[Exercise]
Type out the data again. Keep every line exactly the same.

[Records supplied]
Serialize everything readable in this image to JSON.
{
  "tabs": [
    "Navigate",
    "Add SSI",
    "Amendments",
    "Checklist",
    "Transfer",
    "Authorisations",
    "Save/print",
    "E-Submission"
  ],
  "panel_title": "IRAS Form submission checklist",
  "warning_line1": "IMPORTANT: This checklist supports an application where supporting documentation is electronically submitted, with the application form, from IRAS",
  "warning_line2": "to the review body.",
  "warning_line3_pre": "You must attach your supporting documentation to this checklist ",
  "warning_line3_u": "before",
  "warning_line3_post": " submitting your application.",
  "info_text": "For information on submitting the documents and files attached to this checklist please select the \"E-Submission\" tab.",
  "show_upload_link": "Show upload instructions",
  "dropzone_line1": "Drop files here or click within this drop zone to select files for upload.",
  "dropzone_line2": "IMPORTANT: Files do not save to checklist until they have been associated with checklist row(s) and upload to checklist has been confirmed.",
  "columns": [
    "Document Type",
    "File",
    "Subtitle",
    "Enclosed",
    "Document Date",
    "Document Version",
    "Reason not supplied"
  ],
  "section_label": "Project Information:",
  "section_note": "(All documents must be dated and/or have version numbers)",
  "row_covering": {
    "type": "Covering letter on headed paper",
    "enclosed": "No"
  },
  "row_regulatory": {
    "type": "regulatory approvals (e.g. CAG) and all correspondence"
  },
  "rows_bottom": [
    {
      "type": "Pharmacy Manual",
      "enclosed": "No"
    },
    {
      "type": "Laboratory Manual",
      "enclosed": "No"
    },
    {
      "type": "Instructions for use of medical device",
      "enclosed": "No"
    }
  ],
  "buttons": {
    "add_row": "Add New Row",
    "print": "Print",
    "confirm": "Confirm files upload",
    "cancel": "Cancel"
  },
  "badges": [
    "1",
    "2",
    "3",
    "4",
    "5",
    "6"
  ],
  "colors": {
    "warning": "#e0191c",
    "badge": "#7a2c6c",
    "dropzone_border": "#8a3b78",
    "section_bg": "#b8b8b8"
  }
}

[Task answer]
Serialize everything readable in this image to JSON.
{
  "tabs": [
    "Navigate",
    "Add SSI",
    "Amendments",
    "Checklist",
    "Transfer",
    "Authorisations",
    "Save/print",
    "E-Submission"
  ],
  "panel_title": "IRAS Form submission checklist",
  "warning_line1": "IMPORTANT: This checklist supports an application where supporting documentation is electronically submitted, with the application form, from IRAS",
  "warning_line2": "to the review body.",
  "warning_line3_pre": "You must attach your supporting documentation to this checklist ",
  "warning_line3_u": "before",
  "warning_line3_post": " submitting your application.",
  "info_text": "For information on submitting the documents and files attached to this checklist please select the \"E-Submission\" tab.",
  "show_upload_link": "Show upload instructions",
  "dropzone_line1": "Drop files here or click within this drop zone to select files for upload.",
  "dropzone_line2": "IMPORTANT: Files do not save to checklist until they have been associated with checklist row(s) and upload to checklist has been confirmed.",
  "columns": [
    "Document Type",
    "File",
    "Subtitle",
    "Enclosed",
    "Document Date",
    "Document Version",
    "Reason not supplied"
  ],
  "section_label": "Project Information:",
  "section_note": "(All documents must be dated and/or have version numbers)",
  "row_covering": {
    "type": "Covering letter on headed paper",
    "enclosed": "No"
  },
  "row_regulatory": {
    "type": "regulatory approvals (e.g. CAG) and all correspondence"
  },
  "rows_bottom": [
    {
      "type": "Pharmacy Manual",
      "enclosed": "No"
    },
    {
      "type": "Laboratory Manual",
      "enclosed": "No"
    },
    {
      "type": "Instructions for use of medical device",
      "enclosed": "No"
    }
  ],
  "buttons": {
    "add_row": "Add New Row",
    "print": "Print",
    "confirm": "Confirm files upload",
    "cancel": "Cancel"
  },
  "badges": [
    "1",
    "2",
    "3",
    "4",
    "5",
    "6"
  ],
  "colors": {
    "warning": "#e0191c",
    "badge": "#7a2c6c",
    "dropzone_border": "#8a3b78",
    "section_bg": "#b8b8b8"
  }
}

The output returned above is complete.